- [DESCRIPTION OF THE TASK]
Lines in the entries below where the word "JSON" shows up should each be copied.

☆ ☆ ☆ ☆ ☆ ☆ ☆

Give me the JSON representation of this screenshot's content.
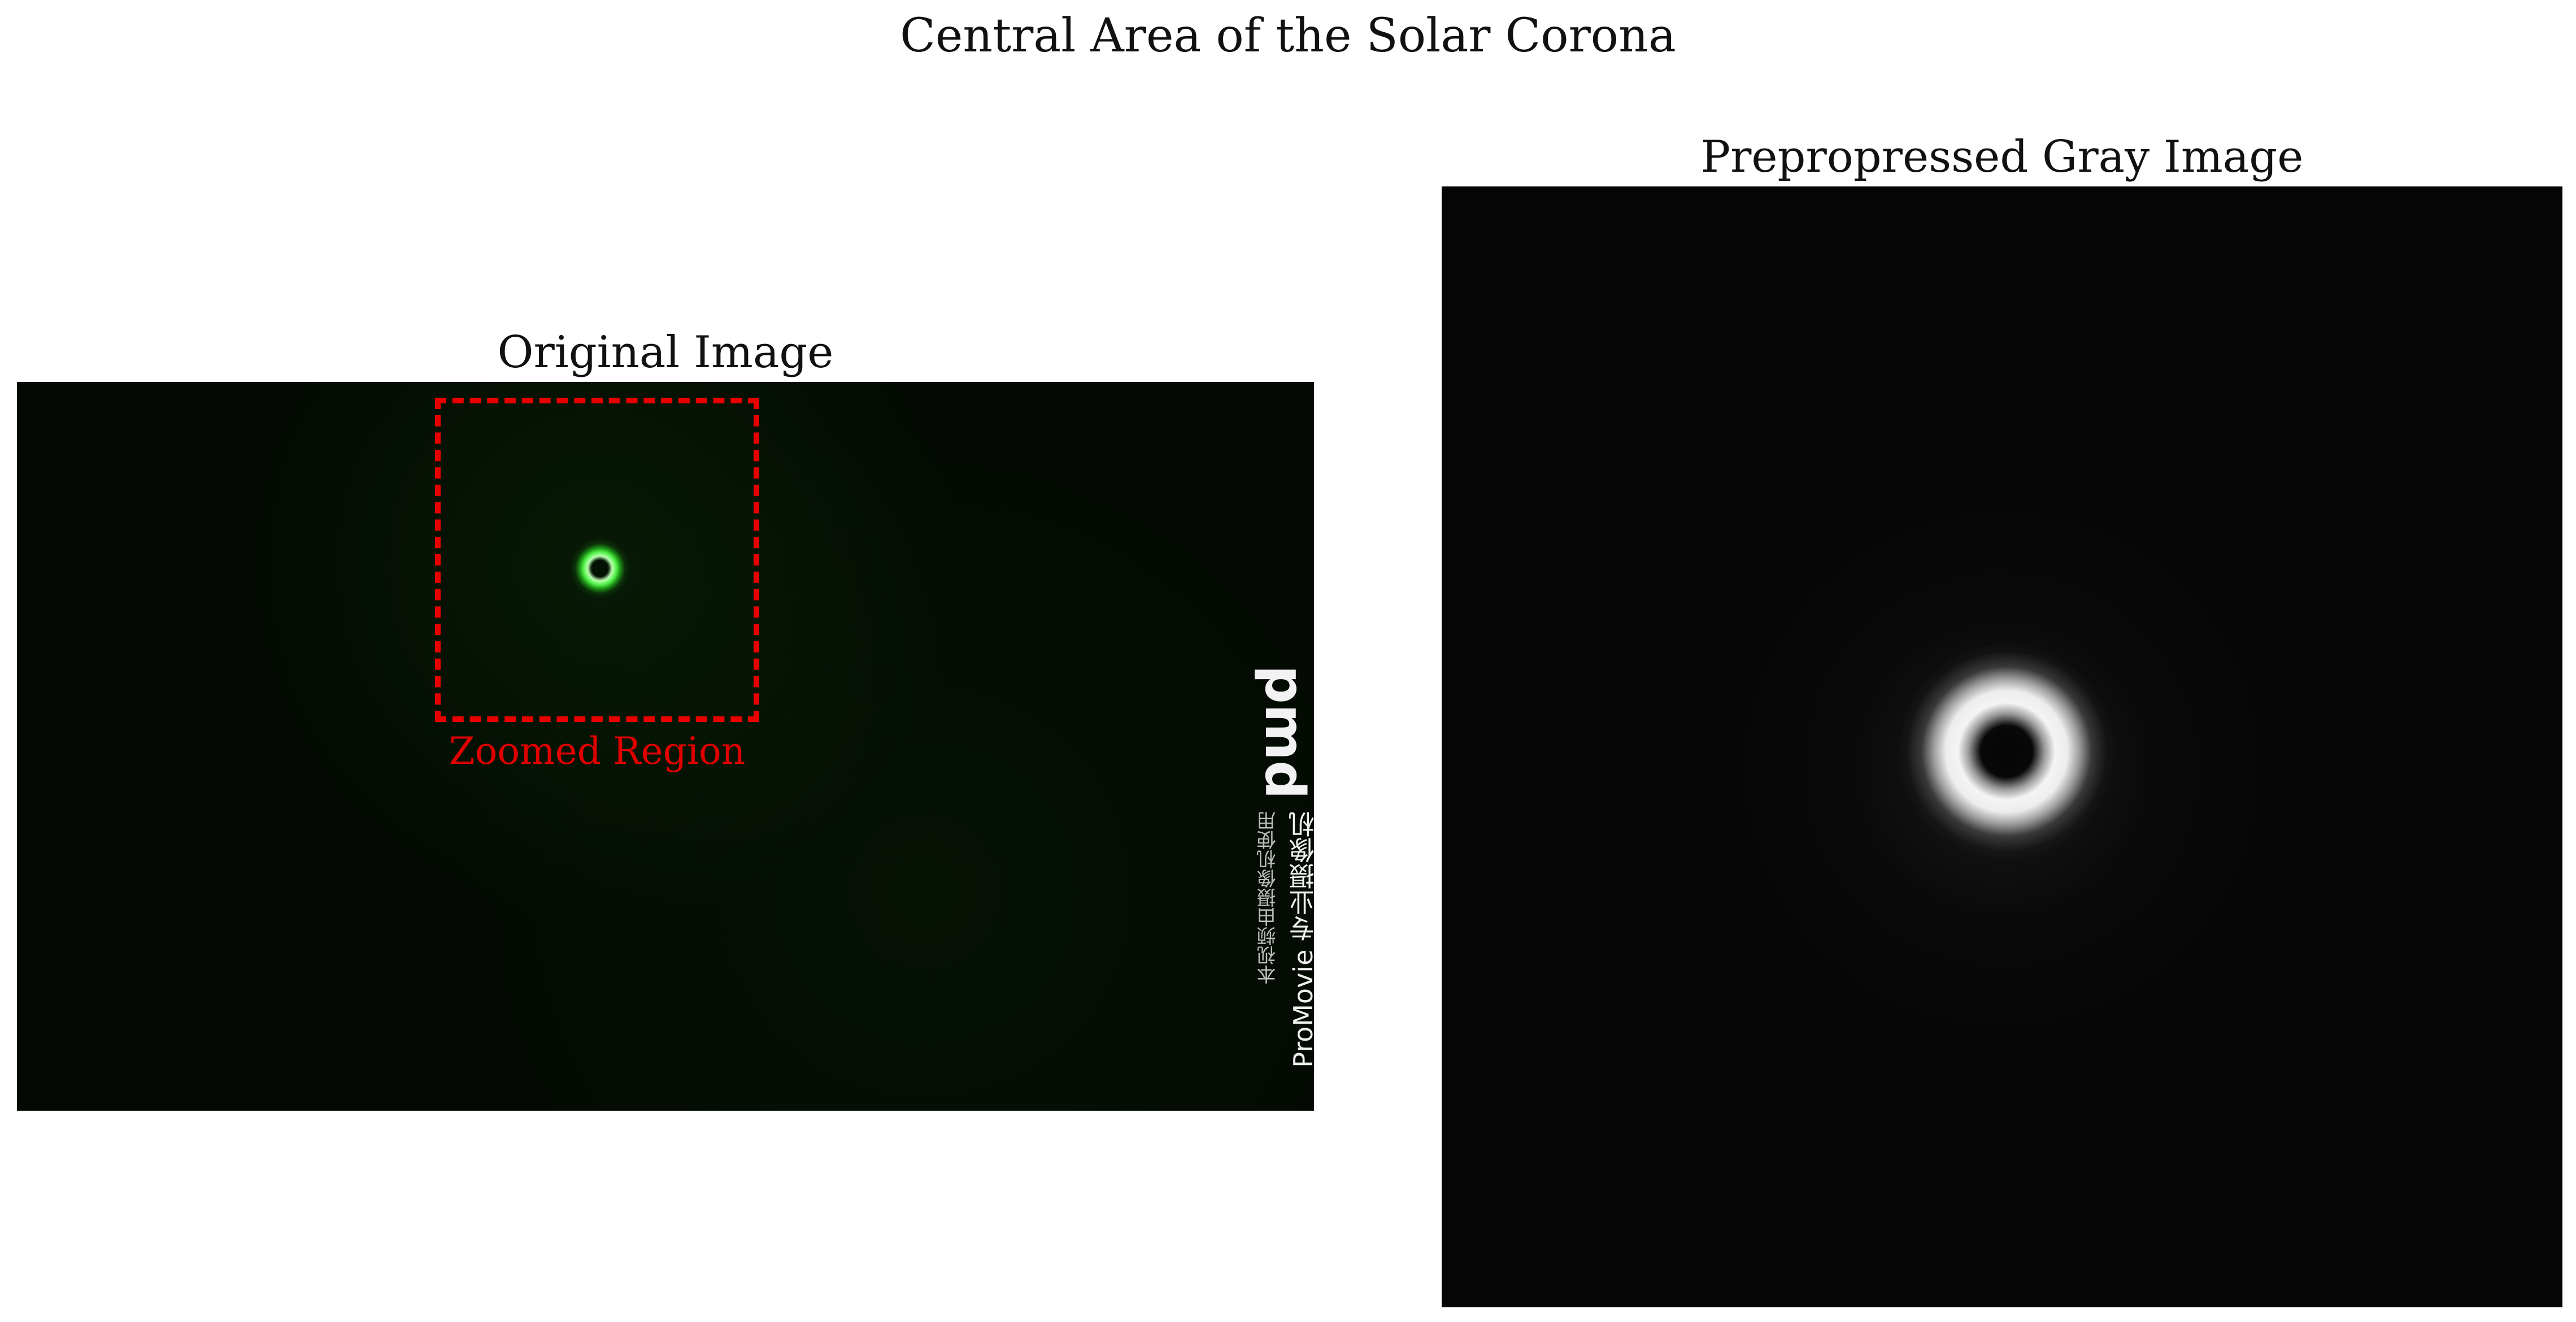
{
  "figure": {
    "title": "Central Area of the Solar Corona"
  },
  "left_panel": {
    "title": "Original Image",
    "zoom_label": "Zoomed Region",
    "zoom_box_color": "#e80000",
    "watermark_logo_text": "pmd",
    "watermark_line1": "ProMovie 专业摄像机",
    "watermark_line2": "本视频由摄像机使用"
  },
  "right_panel": {
    "title": "Prepropressed Gray Image"
  },
  "colors": {
    "corona_green": "#4ff047",
    "corona_gray": "#f4f4f4"
  }
}
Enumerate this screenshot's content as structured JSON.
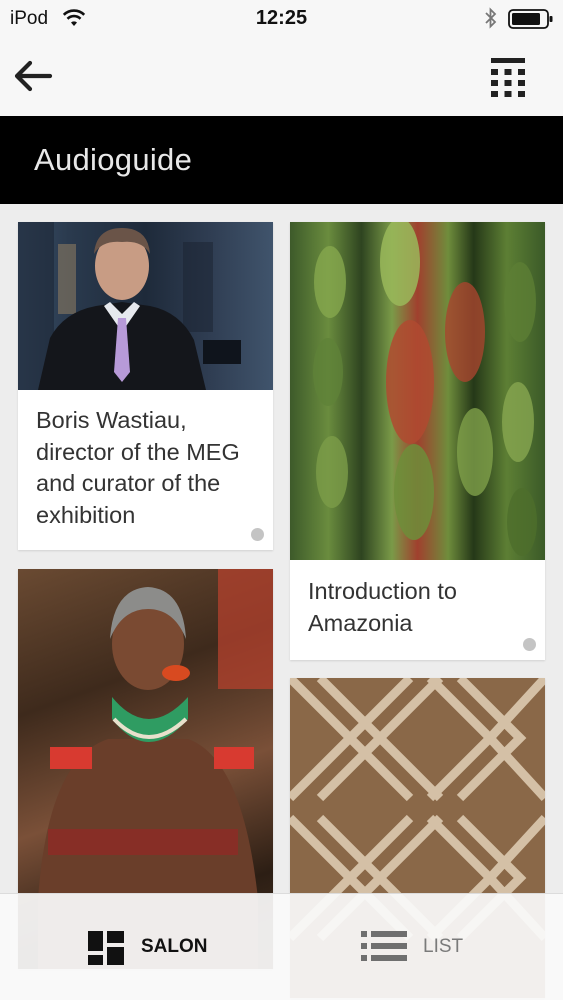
{
  "status_bar": {
    "device": "iPod",
    "time": "12:25",
    "icons": [
      "wifi-icon",
      "bluetooth-icon",
      "battery-icon"
    ]
  },
  "nav": {
    "back_icon": "arrow-left-icon",
    "menu_icon": "grid-menu-icon"
  },
  "header": {
    "title": "Audioguide"
  },
  "cards": [
    {
      "caption": "Boris Wastiau, director of the MEG and curator of the exhibition",
      "image": "portrait of man in suit",
      "has_dot": true
    },
    {
      "caption": "Introduction to Amazonia",
      "image": "green beetle-wing ornament",
      "has_dot": true
    },
    {
      "caption": "",
      "image": "portrait of indigenous elder with lip plate"
    },
    {
      "caption": "",
      "image": "geometric carved pattern"
    }
  ],
  "tabs": [
    {
      "label": "SALON",
      "icon": "mosaic-icon",
      "active": true
    },
    {
      "label": "LIST",
      "icon": "list-icon",
      "active": false
    }
  ],
  "colors": {
    "header_bg": "#000000",
    "page_bg": "#ededed",
    "active_tab": "#111111",
    "inactive_tab": "#7a7a7a"
  }
}
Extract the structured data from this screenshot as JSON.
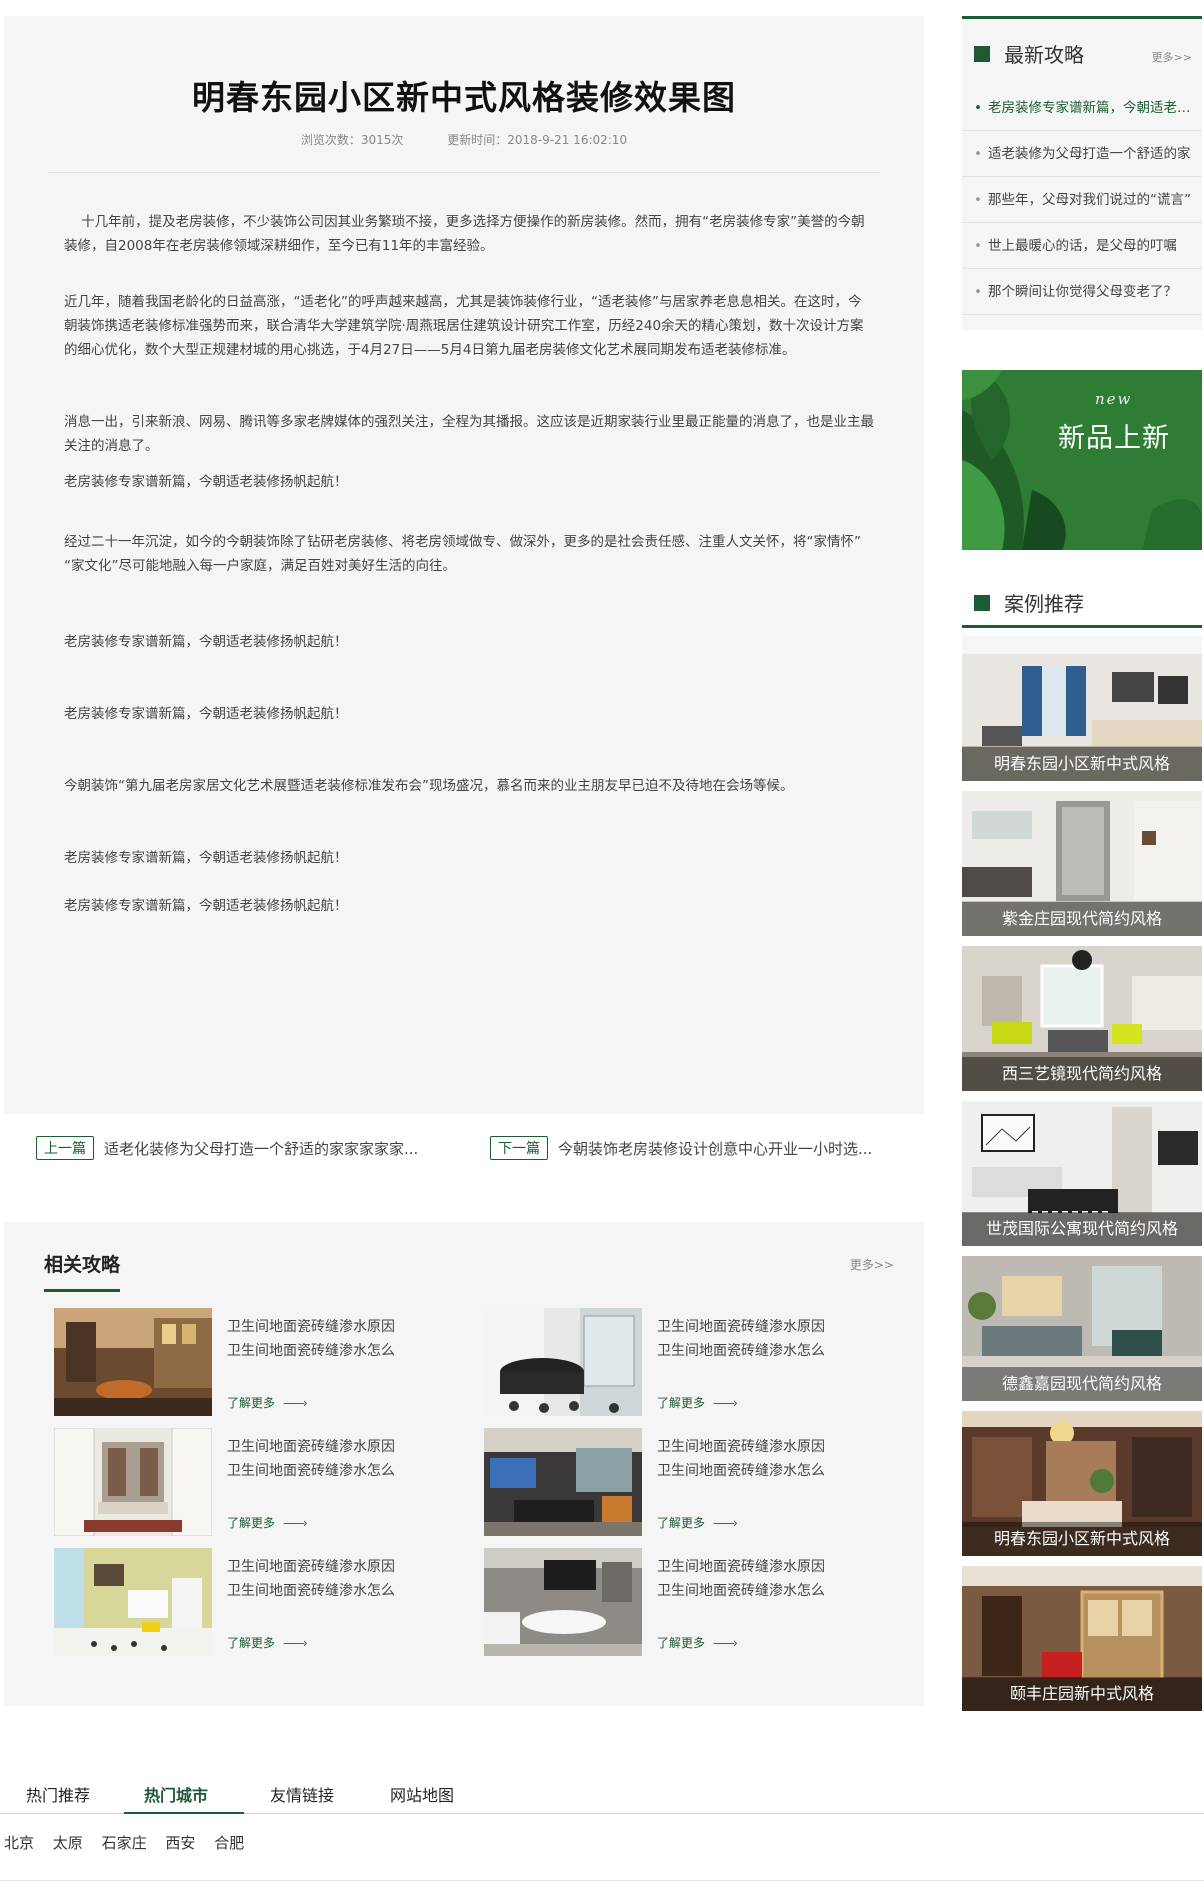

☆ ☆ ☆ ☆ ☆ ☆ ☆

- [ANSWER FOR THIS EXERCISE]
Give me the JSON representation of this screenshot's content.
Enumerate this screenshot's content as structured JSON.
Extract the structured data from this screenshot as JSON.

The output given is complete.